(Activity)
Wherever "Авдюшин" occurs in the entries, copy the line that holds it.

*** Given data ***

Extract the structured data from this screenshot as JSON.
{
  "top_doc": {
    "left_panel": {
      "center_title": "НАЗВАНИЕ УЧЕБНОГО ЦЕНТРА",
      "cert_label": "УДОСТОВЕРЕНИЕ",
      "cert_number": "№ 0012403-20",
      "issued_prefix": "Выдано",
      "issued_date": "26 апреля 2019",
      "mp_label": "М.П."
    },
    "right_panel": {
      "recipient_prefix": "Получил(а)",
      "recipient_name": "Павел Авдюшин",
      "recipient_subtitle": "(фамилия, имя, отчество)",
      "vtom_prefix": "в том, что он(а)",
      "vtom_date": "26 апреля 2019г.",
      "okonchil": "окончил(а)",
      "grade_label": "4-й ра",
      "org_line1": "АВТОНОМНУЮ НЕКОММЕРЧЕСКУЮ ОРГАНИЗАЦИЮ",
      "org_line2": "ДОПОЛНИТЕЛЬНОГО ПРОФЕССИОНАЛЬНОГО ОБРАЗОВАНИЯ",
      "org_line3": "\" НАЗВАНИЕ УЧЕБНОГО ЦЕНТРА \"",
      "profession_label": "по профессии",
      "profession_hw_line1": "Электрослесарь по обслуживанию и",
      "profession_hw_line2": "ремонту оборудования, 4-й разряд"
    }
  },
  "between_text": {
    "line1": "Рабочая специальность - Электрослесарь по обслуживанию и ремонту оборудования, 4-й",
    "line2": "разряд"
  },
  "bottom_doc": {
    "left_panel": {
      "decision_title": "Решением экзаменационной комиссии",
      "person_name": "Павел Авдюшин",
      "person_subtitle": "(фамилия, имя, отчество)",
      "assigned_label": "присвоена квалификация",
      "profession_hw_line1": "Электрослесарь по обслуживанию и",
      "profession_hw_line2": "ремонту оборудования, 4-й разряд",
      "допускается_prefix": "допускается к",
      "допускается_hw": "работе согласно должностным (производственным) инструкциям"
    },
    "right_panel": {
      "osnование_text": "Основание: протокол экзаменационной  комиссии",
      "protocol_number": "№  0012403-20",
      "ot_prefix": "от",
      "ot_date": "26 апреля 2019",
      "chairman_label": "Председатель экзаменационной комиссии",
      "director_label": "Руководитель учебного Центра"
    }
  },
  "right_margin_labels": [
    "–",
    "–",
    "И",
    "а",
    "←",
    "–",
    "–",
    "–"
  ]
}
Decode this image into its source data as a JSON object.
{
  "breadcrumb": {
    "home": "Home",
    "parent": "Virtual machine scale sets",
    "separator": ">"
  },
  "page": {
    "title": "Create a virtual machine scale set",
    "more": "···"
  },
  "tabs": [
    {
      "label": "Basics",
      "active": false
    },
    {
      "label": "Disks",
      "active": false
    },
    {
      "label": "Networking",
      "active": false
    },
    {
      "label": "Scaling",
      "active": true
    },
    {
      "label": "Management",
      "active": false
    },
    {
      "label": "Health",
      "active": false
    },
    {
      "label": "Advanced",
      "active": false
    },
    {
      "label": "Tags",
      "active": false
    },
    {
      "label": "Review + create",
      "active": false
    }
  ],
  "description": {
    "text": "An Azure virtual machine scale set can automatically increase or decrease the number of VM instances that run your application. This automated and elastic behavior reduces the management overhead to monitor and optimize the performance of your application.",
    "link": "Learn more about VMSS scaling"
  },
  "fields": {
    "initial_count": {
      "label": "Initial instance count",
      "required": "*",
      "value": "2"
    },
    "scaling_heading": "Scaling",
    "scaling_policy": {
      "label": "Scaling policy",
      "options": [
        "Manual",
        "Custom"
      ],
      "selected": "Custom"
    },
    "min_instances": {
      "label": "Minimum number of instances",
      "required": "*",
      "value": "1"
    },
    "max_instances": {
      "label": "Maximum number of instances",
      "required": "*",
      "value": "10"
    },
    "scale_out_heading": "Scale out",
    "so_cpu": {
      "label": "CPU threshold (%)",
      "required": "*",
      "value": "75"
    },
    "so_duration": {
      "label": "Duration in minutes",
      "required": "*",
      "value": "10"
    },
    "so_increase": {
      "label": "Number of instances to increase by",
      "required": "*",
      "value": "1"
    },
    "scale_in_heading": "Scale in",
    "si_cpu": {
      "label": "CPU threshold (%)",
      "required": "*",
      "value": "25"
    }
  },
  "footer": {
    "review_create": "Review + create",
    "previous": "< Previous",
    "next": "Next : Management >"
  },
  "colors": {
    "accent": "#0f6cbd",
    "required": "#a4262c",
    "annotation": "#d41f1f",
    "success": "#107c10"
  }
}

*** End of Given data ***

(Problem solution)
      "recipient_name": "Павел Авдюшин",
      "person_name": "Павел Авдюшин",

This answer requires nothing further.